_Instructions to follow_. Your task is to output all the records below, word for word.

(App and web page records)

——

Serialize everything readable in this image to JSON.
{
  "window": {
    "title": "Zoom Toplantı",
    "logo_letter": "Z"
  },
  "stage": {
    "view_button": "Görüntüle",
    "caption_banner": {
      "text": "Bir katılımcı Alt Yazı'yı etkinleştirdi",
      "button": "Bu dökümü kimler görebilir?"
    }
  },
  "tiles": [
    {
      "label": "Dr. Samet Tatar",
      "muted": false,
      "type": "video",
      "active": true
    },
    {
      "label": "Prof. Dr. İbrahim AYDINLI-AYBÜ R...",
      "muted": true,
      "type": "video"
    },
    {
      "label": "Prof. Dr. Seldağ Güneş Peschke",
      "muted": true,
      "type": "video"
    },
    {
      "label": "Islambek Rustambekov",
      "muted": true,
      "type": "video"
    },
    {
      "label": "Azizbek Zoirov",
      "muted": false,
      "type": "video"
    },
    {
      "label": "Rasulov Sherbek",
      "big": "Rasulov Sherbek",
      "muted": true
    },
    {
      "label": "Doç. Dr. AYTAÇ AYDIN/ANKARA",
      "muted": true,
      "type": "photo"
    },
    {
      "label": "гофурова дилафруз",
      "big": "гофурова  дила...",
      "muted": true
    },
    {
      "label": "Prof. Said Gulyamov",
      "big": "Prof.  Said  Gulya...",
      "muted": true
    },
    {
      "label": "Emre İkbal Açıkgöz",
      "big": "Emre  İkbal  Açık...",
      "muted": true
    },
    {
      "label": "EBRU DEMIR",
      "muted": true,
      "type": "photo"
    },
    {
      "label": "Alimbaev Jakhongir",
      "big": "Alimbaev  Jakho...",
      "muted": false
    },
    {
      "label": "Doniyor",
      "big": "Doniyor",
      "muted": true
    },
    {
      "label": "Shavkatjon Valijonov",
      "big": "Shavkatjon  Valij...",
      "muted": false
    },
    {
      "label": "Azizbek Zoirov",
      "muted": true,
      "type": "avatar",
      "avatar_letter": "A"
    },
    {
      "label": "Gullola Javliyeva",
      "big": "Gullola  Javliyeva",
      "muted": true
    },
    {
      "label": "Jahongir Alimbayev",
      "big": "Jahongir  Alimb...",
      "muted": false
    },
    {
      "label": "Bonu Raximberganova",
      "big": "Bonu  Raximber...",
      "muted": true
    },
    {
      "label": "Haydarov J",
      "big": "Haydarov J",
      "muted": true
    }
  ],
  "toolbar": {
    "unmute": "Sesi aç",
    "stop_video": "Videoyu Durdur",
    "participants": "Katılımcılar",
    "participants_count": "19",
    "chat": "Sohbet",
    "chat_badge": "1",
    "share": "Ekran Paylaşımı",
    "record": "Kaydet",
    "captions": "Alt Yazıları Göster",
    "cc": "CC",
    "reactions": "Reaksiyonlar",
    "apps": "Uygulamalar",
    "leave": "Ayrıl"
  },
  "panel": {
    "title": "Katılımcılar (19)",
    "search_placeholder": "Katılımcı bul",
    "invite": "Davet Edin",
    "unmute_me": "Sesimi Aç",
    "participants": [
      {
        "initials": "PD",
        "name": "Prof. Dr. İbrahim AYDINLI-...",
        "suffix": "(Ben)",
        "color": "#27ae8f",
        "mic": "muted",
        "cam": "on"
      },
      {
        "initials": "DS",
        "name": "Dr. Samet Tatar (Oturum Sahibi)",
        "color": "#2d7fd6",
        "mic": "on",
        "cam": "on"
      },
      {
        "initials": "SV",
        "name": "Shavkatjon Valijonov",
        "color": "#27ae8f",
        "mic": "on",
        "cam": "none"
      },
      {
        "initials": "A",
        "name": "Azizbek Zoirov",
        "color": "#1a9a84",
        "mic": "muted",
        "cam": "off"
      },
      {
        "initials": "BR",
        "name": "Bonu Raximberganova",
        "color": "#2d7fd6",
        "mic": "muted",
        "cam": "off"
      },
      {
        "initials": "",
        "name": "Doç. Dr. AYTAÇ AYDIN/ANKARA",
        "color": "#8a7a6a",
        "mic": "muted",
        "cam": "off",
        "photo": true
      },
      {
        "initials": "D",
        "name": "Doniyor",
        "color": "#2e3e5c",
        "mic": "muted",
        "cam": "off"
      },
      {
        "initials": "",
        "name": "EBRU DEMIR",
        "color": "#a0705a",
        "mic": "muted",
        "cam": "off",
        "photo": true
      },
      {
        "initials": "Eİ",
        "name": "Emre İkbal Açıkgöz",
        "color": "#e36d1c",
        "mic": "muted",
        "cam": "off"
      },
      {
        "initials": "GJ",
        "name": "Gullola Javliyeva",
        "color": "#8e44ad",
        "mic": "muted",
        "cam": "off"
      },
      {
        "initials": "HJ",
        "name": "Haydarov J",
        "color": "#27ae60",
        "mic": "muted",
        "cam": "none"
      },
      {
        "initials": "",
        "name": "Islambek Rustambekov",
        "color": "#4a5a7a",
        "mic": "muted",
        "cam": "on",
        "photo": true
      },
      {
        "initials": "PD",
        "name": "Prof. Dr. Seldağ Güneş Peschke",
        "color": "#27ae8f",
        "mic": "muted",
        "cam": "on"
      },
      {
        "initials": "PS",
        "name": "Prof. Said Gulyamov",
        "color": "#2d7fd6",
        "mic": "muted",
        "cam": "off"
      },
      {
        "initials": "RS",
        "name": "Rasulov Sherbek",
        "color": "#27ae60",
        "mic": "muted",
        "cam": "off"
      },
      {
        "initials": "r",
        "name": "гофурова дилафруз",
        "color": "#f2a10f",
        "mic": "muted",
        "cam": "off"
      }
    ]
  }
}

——

_Answer to this problem_.
Serialize everything readable in this image to JSON.
{
  "window": {
    "title": "Zoom Toplantı",
    "logo_letter": "Z"
  },
  "stage": {
    "view_button": "Görüntüle",
    "caption_banner": {
      "text": "Bir katılımcı Alt Yazı'yı etkinleştirdi",
      "button": "Bu dökümü kimler görebilir?"
    }
  },
  "tiles": [
    {
      "label": "Dr. Samet Tatar",
      "muted": false,
      "type": "video",
      "active": true
    },
    {
      "label": "Prof. Dr. İbrahim AYDINLI-AYBÜ R...",
      "muted": true,
      "type": "video"
    },
    {
      "label": "Prof. Dr. Seldağ Güneş Peschke",
      "muted": true,
      "type": "video"
    },
    {
      "label": "Islambek Rustambekov",
      "muted": true,
      "type": "video"
    },
    {
      "label": "Azizbek Zoirov",
      "muted": false,
      "type": "video"
    },
    {
      "label": "Rasulov Sherbek",
      "big": "Rasulov Sherbek",
      "muted": true
    },
    {
      "label": "Doç. Dr. AYTAÇ AYDIN/ANKARA",
      "muted": true,
      "type": "photo"
    },
    {
      "label": "гофурова дилафруз",
      "big": "гофурова  дила...",
      "muted": true
    },
    {
      "label": "Prof. Said Gulyamov",
      "big": "Prof.  Said  Gulya...",
      "muted": true
    },
    {
      "label": "Emre İkbal Açıkgöz",
      "big": "Emre  İkbal  Açık...",
      "muted": true
    },
    {
      "label": "EBRU DEMIR",
      "muted": true,
      "type": "photo"
    },
    {
      "label": "Alimbaev Jakhongir",
      "big": "Alimbaev  Jakho...",
      "muted": false
    },
    {
      "label": "Doniyor",
      "big": "Doniyor",
      "muted": true
    },
    {
      "label": "Shavkatjon Valijonov",
      "big": "Shavkatjon  Valij...",
      "muted": false
    },
    {
      "label": "Azizbek Zoirov",
      "muted": true,
      "type": "avatar",
      "avatar_letter": "A"
    },
    {
      "label": "Gullola Javliyeva",
      "big": "Gullola  Javliyeva",
      "muted": true
    },
    {
      "label": "Jahongir Alimbayev",
      "big": "Jahongir  Alimb...",
      "muted": false
    },
    {
      "label": "Bonu Raximberganova",
      "big": "Bonu  Raximber...",
      "muted": true
    },
    {
      "label": "Haydarov J",
      "big": "Haydarov J",
      "muted": true
    }
  ],
  "toolbar": {
    "unmute": "Sesi aç",
    "stop_video": "Videoyu Durdur",
    "participants": "Katılımcılar",
    "participants_count": "19",
    "chat": "Sohbet",
    "chat_badge": "1",
    "share": "Ekran Paylaşımı",
    "record": "Kaydet",
    "captions": "Alt Yazıları Göster",
    "cc": "CC",
    "reactions": "Reaksiyonlar",
    "apps": "Uygulamalar",
    "leave": "Ayrıl"
  },
  "panel": {
    "title": "Katılımcılar (19)",
    "search_placeholder": "Katılımcı bul",
    "invite": "Davet Edin",
    "unmute_me": "Sesimi Aç",
    "participants": [
      {
        "initials": "PD",
        "name": "Prof. Dr. İbrahim AYDINLI-...",
        "suffix": "(Ben)",
        "color": "#27ae8f",
        "mic": "muted",
        "cam": "on"
      },
      {
        "initials": "DS",
        "name": "Dr. Samet Tatar (Oturum Sahibi)",
        "color": "#2d7fd6",
        "mic": "on",
        "cam": "on"
      },
      {
        "initials": "SV",
        "name": "Shavkatjon Valijonov",
        "color": "#27ae8f",
        "mic": "on",
        "cam": "none"
      },
      {
        "initials": "A",
        "name": "Azizbek Zoirov",
        "color": "#1a9a84",
        "mic": "muted",
        "cam": "off"
      },
      {
        "initials": "BR",
        "name": "Bonu Raximberganova",
        "color": "#2d7fd6",
        "mic": "muted",
        "cam": "off"
      },
      {
        "initials": "",
        "name": "Doç. Dr. AYTAÇ AYDIN/ANKARA",
        "color": "#8a7a6a",
        "mic": "muted",
        "cam": "off",
        "photo": true
      },
      {
        "initials": "D",
        "name": "Doniyor",
        "color": "#2e3e5c",
        "mic": "muted",
        "cam": "off"
      },
      {
        "initials": "",
        "name": "EBRU DEMIR",
        "color": "#a0705a",
        "mic": "muted",
        "cam": "off",
        "photo": true
      },
      {
        "initials": "Eİ",
        "name": "Emre İkbal Açıkgöz",
        "color": "#e36d1c",
        "mic": "muted",
        "cam": "off"
      },
      {
        "initials": "GJ",
        "name": "Gullola Javliyeva",
        "color": "#8e44ad",
        "mic": "muted",
        "cam": "off"
      },
      {
        "initials": "HJ",
        "name": "Haydarov J",
        "color": "#27ae60",
        "mic": "muted",
        "cam": "none"
      },
      {
        "initials": "",
        "name": "Islambek Rustambekov",
        "color": "#4a5a7a",
        "mic": "muted",
        "cam": "on",
        "photo": true
      },
      {
        "initials": "PD",
        "name": "Prof. Dr. Seldağ Güneş Peschke",
        "color": "#27ae8f",
        "mic": "muted",
        "cam": "on"
      },
      {
        "initials": "PS",
        "name": "Prof. Said Gulyamov",
        "color": "#2d7fd6",
        "mic": "muted",
        "cam": "off"
      },
      {
        "initials": "RS",
        "name": "Rasulov Sherbek",
        "color": "#27ae60",
        "mic": "muted",
        "cam": "off"
      },
      {
        "initials": "r",
        "name": "гофурова дилафруз",
        "color": "#f2a10f",
        "mic": "muted",
        "cam": "off"
      }
    ]
  }
}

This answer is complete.